Before turning out attention to the start of training camp, we’ll revisit 2013 one more time. This is a brand new series that will be recapping each game by highlighting three plays that shaped the final score – and the 2013 season – of the Pittsburgh Steelers.
Arguably the victory that gave Steelers’ fans the first hope of a resurgence in the second half of the year. Their 37-27 victory against the Detroit Lions in Week 11.
Play #1 – 1st Quarter: Antonio Brown’s 47 yard touchdown
We’ve shown the value of Antonio Brown previously in this series but you don’t catch 110 passes for nearly 1500 yards and get featured just once.
Here we see AB at his most dangerous – after the catch.
First and 10 on the Lions’ 47 with 4:08 left in the opening quarter. The Steelers are already sitting on a 7-0 lead, courtesy of an equally impressive 34 yard catch and run by Brown on the team’s first possession.
Just a simple slant route for Brown but as Steelers’ fans have come to know, simple doesn’t mean any less dangerous. With the pocket beginning to break down, Ben Roethlisberger climbs and rifles it to AB, who takes care of the rest. Exploding upfield, he outruns a trail of Lions’ defenders, including a safety with a pretty good angle, into the end zone. It propels the Steelers to a 14-0 lead.
I love everything about this play. Roethlisberger scrambling within the pocket to make the throw. Brown turning a five yard slant into a nearly 50 yard score. Him outrunning the safety, who had turned and took a good angle to the ball. Emmanuel Sanders fantastic block on cornerback Chris Houston, creating the final running lane for Brown. A 14+ point lead, something that had happened for just one quarter in the first nine games combined.

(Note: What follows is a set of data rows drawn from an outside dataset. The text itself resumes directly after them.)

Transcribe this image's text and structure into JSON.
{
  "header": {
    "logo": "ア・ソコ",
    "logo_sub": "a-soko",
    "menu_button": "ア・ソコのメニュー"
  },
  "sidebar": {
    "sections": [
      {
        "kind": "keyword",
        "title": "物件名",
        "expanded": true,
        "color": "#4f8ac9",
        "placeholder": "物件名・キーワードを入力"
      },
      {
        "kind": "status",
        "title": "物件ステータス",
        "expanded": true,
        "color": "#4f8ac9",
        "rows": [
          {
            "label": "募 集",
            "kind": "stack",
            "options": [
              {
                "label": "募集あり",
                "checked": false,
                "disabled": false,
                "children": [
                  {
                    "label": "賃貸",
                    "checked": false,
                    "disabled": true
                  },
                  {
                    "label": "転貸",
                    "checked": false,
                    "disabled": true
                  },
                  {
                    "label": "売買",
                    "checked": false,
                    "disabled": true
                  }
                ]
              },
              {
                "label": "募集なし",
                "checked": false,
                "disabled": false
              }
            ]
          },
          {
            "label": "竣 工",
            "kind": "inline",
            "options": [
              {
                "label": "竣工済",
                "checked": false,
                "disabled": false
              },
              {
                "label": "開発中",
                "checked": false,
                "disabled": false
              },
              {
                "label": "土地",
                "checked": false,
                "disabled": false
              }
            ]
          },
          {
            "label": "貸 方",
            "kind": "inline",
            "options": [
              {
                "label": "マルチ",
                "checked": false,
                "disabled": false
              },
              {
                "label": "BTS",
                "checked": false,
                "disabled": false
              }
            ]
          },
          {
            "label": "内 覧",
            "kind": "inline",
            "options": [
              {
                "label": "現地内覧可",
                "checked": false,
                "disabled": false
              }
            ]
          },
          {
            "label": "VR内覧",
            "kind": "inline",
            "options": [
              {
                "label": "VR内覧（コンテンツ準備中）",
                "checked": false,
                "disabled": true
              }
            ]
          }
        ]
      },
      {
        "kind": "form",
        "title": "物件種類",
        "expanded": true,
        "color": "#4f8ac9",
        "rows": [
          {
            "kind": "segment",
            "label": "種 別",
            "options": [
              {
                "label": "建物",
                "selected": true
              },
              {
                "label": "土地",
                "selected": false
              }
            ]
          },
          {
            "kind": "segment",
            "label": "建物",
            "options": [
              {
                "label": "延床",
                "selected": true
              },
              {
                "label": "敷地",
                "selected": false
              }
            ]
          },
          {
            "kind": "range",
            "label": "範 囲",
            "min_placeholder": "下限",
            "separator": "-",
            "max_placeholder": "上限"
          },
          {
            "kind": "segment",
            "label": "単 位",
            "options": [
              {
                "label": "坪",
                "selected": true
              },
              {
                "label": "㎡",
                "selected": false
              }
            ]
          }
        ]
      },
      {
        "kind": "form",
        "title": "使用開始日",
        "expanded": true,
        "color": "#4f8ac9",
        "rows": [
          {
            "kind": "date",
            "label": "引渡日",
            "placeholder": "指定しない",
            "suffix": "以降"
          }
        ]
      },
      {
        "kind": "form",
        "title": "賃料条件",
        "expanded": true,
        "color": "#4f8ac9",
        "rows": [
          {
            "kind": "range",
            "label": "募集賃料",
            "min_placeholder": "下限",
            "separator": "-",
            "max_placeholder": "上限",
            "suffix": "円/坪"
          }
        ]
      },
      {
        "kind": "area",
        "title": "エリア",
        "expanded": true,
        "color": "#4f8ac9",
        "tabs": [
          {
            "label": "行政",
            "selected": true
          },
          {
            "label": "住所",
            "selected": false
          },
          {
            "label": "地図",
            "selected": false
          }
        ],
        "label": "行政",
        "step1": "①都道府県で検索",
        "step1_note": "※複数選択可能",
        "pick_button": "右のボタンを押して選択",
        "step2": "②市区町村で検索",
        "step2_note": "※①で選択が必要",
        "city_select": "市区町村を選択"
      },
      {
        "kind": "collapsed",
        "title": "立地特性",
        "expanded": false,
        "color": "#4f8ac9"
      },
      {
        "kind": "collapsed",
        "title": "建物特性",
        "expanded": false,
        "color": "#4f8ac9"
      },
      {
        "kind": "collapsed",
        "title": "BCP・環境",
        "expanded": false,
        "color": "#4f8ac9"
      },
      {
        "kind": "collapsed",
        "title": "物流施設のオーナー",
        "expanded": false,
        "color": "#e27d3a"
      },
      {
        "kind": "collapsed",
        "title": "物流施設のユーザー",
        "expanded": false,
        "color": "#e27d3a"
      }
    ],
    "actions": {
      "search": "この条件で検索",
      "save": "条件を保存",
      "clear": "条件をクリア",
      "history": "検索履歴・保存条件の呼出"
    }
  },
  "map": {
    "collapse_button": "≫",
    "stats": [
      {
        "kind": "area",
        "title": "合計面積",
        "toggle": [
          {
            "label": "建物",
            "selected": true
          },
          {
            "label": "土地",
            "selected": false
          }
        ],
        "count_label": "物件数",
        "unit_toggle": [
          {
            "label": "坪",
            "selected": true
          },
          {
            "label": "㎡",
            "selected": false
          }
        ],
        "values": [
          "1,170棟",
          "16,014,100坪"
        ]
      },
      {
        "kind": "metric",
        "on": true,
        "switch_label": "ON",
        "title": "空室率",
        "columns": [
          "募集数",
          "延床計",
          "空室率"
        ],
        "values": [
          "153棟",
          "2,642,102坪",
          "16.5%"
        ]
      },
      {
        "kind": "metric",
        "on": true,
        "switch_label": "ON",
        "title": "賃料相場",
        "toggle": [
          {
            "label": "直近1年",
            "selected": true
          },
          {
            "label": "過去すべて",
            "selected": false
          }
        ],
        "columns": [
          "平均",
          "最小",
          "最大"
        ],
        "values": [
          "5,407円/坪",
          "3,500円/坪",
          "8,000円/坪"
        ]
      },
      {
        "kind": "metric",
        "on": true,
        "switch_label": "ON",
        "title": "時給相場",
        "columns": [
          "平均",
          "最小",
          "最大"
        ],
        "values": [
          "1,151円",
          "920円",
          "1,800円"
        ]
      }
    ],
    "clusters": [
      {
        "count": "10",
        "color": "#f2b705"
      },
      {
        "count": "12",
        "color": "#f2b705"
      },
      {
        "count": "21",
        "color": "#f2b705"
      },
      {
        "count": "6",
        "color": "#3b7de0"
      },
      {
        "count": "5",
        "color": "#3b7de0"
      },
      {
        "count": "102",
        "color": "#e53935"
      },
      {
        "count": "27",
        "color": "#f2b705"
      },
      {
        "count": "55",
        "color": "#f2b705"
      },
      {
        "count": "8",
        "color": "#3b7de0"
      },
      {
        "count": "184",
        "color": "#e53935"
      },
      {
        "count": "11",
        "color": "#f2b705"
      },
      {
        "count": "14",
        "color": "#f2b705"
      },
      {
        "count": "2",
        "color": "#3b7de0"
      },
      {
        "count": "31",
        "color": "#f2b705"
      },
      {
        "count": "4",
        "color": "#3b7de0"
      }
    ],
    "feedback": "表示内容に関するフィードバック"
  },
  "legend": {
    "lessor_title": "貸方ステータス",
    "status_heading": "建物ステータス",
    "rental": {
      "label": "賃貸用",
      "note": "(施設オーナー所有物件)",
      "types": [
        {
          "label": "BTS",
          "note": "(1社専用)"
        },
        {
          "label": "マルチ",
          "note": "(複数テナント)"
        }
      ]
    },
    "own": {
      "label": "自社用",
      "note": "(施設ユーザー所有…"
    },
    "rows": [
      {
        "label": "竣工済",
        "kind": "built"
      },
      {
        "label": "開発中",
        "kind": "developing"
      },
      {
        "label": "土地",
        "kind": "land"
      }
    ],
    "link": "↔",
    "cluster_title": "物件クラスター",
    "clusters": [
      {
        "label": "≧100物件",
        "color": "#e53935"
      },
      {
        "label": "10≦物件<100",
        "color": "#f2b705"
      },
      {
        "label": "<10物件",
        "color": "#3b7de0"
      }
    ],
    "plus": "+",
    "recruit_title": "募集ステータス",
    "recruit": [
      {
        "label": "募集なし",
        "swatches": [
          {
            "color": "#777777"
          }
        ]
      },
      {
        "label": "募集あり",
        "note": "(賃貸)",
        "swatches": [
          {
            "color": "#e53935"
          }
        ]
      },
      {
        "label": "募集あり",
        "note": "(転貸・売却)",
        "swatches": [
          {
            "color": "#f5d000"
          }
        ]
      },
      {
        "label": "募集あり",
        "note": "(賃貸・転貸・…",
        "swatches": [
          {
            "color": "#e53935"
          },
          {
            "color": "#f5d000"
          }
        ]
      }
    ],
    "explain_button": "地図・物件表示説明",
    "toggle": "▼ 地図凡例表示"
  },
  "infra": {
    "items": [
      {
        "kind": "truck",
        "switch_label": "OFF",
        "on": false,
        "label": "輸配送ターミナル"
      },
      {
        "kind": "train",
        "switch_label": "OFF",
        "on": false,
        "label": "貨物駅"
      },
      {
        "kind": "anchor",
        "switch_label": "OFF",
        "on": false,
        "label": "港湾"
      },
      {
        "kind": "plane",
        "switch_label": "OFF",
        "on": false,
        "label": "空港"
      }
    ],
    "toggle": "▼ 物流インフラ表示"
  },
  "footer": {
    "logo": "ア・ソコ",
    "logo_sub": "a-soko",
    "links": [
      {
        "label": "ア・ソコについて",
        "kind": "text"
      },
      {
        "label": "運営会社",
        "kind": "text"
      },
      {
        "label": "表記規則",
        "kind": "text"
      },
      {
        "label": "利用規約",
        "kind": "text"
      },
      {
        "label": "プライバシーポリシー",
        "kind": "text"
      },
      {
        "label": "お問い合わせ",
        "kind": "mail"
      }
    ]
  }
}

An MVP season, indeed.
Play #2 – 4th Quarter: Ryan Clark’s breakup
Positive plays from Ryan Clark were few and far between throughout 2013. But look hard enough, and you will find them. Against Detroit, he makes one of his best of the year.
It’s Detroit’s ball, third and five from the Steelers’ nine. The Lions stack two receivers on top of each other to each side. This makes it impossible for the Steelers to press, forcing off coverage.
Detroit basically runs a smash (corner + curl) route. They send Calvin Johnson on the corner and Jeremy Ross into the flats, acting as the curl (the red zone obviously condenses everything). Ross’ route, coupled with Matthew Stafford’s punp fake, holds Ike Taylor, leaving Johnson matched against Clark. Johnson against any safety is an obvious mismatch, much less one on the downswing of his career like Clark.
Clark leaps into the air as the pass reaches its apex, knocking it away. Taylor pops Megatron in mid-air for good measure.
What’s important here is not just the breakup itself but the effect. The Lions fake the ensuing field goal but the holder fumbles, the Steelers’ recover, and the Lions come away empty-handed. In a game where Detroit leads by just four at time time, 27-23, it is obviously a game-changer.
Pittsburgh responds to the tune of an eight minute drive, culminating in a go-ahead Will Johnson touchdown to give the home team the lead for good.
But it all began with Clark.
Play #3 – 4th Quarter: Will Allen interception
The Steelers’ defense finished 2013 tied for 29th in interceptions, a paltry 10. But they were able to nab a critical one in Week 11.
First, let’s flash back to earlier in the game. A play that could have been considered for this list, providing yet another example of a “splash” play allowed – Calvin Johnson’s second quarter 79 yard touchdown. Running a post, he finds the middle of the field void of any defender and it’s an easy connection between quarterback and wide receiver. Hard to say what the coverage is but I’m inclined to believe Clark was responsible for the MOF (middle of field).
The Lions attempt to go back to the well in the 4th, trailing by three with 4:28 to go. Johnson uses a double-move to twist Clark and runs a post down the middle of the field.
This time, the Steelers are in a two deep shell with Clark and Will Allen. Allen plays it correctly, tracking the ball, and picking it off in front of Johnson.
He returns it 27 yards to the Lions’ 34, putting the Steelers in prime position to extend their 30-27 lead. Which they do five plays later, a 20 yard touchdown to Jerricho Cotchery to seal the victory.
Allen didn’t sign until right before the Week Four bye, but wound up averaging 47 snaps a game and 380 by season’s end. That surpassed Steve McLendon’s total.
Detroit was Allen’s best game, chipping in nine tackles and forcing a fumble. He provided as much stability as one could hope for in a year of relative defensive turmoil. The fuel tank is closer to empty than full, but he provides a lot of comfort for Mike Tomlin and Dick LeBeau.
For that reason, he was an underrated piece of the 2013 squad.